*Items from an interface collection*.
......

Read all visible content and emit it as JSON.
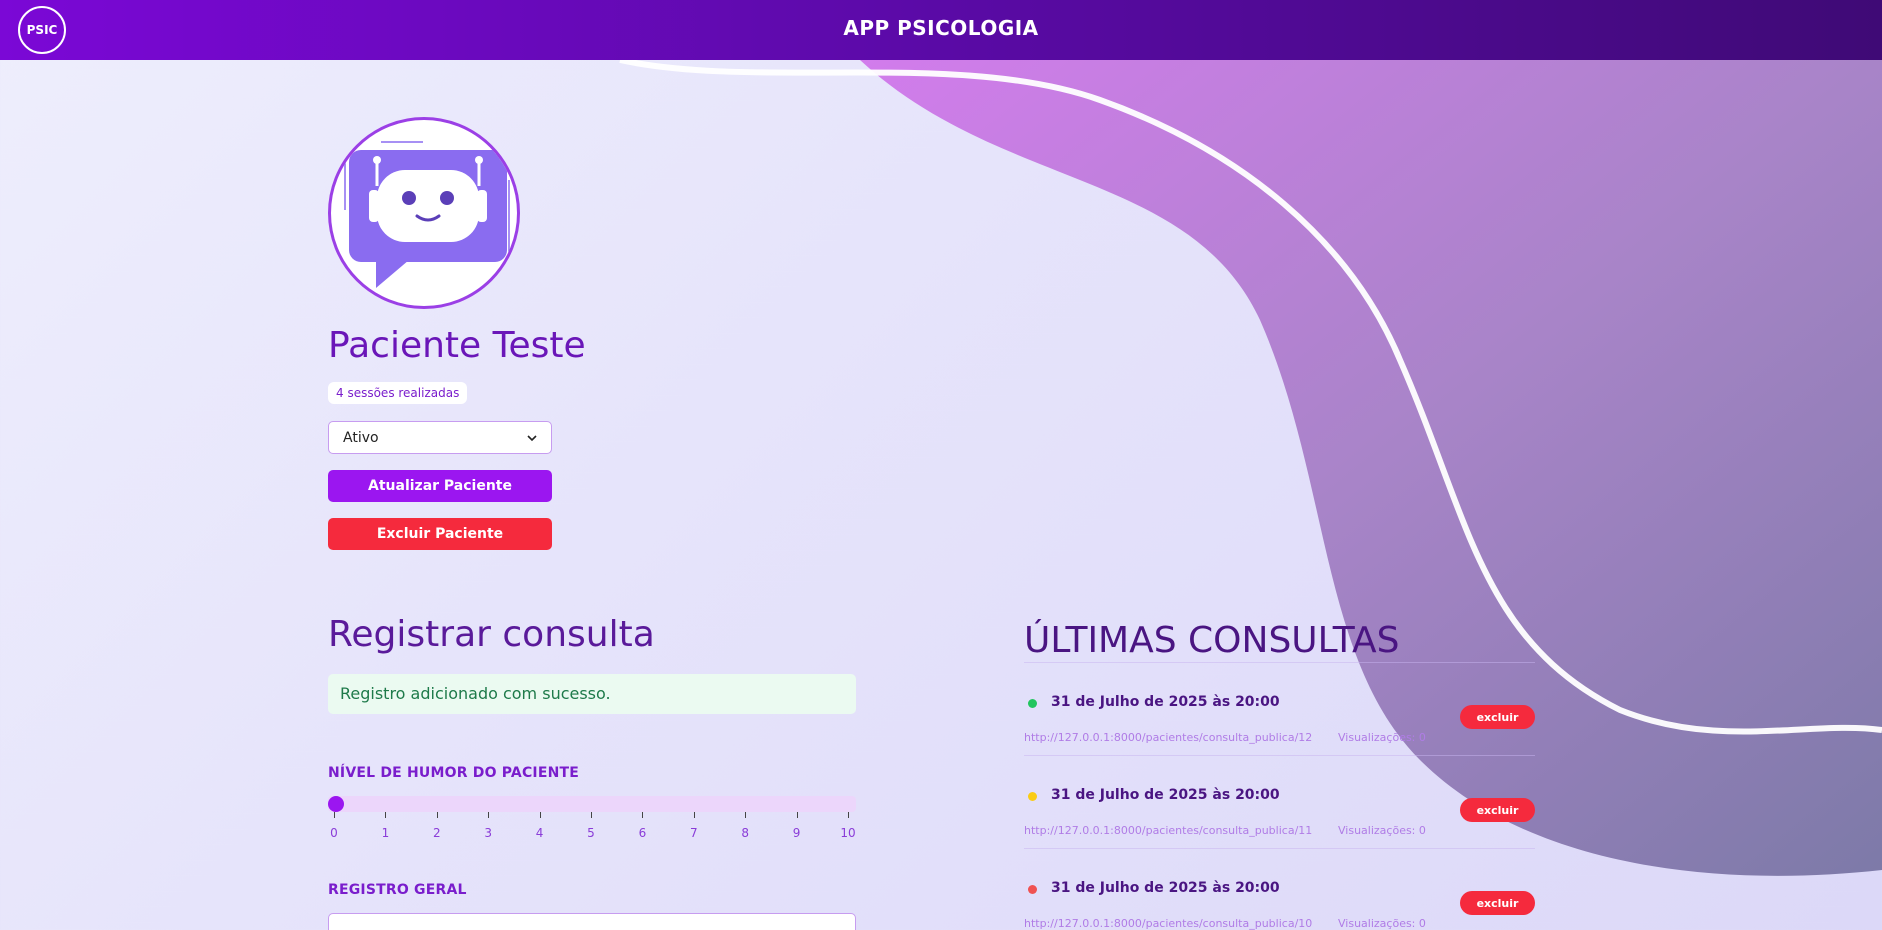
{
  "header": {
    "logo": "PSIC",
    "title": "APP PSICOLOGIA",
    "colors": {
      "gradient_start": "#7b08d6",
      "gradient_end": "#3f0a76"
    }
  },
  "patient": {
    "avatar_icon": "robot-chat-icon",
    "name": "Paciente Teste",
    "sessions": "4 sessões realizadas",
    "status_selected": "Ativo",
    "update_label": "Atualizar Paciente",
    "delete_label": "Excluir Paciente"
  },
  "register": {
    "title": "Registrar consulta",
    "success_message": "Registro adicionado com sucesso.",
    "mood_label": "NÍVEL DE HUMOR DO PACIENTE",
    "mood_value": 0,
    "mood_ticks": [
      "0",
      "1",
      "2",
      "3",
      "4",
      "5",
      "6",
      "7",
      "8",
      "9",
      "10"
    ],
    "general_label": "REGISTRO GERAL"
  },
  "recent": {
    "title": "ÚLTIMAS CONSULTAS",
    "delete_label": "excluir",
    "items": [
      {
        "date": "31 de Julho de 2025 às 20:00",
        "dot_color": "#22c55e",
        "url": "http://127.0.0.1:8000/pacientes/consulta_publica/12",
        "views": "Visualizações: 0"
      },
      {
        "date": "31 de Julho de 2025 às 20:00",
        "dot_color": "#facc15",
        "url": "http://127.0.0.1:8000/pacientes/consulta_publica/11",
        "views": "Visualizações: 0"
      },
      {
        "date": "31 de Julho de 2025 às 20:00",
        "dot_color": "#f05252",
        "url": "http://127.0.0.1:8000/pacientes/consulta_publica/10",
        "views": "Visualizações: 0"
      }
    ]
  }
}
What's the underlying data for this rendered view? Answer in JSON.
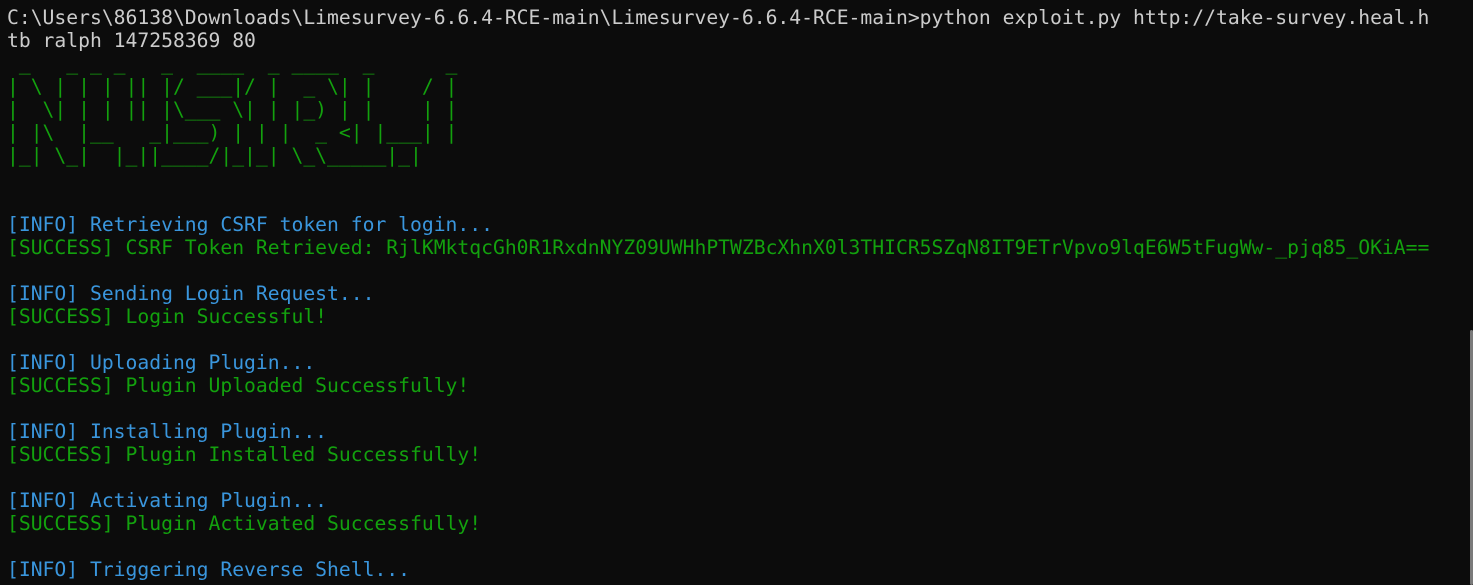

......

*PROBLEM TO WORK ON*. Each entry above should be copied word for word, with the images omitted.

*YOUR SOLUTION*.
Read all visible content and emit it as JSON.
{
  "header": {
    "logo": "PSIC",
    "title": "APP PSICOLOGIA",
    "colors": {
      "gradient_start": "#7b08d6",
      "gradient_end": "#3f0a76"
    }
  },
  "patient": {
    "avatar_icon": "robot-chat-icon",
    "name": "Paciente Teste",
    "sessions": "4 sessões realizadas",
    "status_selected": "Ativo",
    "update_label": "Atualizar Paciente",
    "delete_label": "Excluir Paciente"
  },
  "register": {
    "title": "Registrar consulta",
    "success_message": "Registro adicionado com sucesso.",
    "mood_label": "NÍVEL DE HUMOR DO PACIENTE",
    "mood_value": 0,
    "mood_ticks": [
      "0",
      "1",
      "2",
      "3",
      "4",
      "5",
      "6",
      "7",
      "8",
      "9",
      "10"
    ],
    "general_label": "REGISTRO GERAL"
  },
  "recent": {
    "title": "ÚLTIMAS CONSULTAS",
    "delete_label": "excluir",
    "items": [
      {
        "date": "31 de Julho de 2025 às 20:00",
        "dot_color": "#22c55e",
        "url": "http://127.0.0.1:8000/pacientes/consulta_publica/12",
        "views": "Visualizações: 0"
      },
      {
        "date": "31 de Julho de 2025 às 20:00",
        "dot_color": "#facc15",
        "url": "http://127.0.0.1:8000/pacientes/consulta_publica/11",
        "views": "Visualizações: 0"
      },
      {
        "date": "31 de Julho de 2025 às 20:00",
        "dot_color": "#f05252",
        "url": "http://127.0.0.1:8000/pacientes/consulta_publica/10",
        "views": "Visualizações: 0"
      }
    ]
  }
}
What's the underlying data for this rendered view? Answer in JSON.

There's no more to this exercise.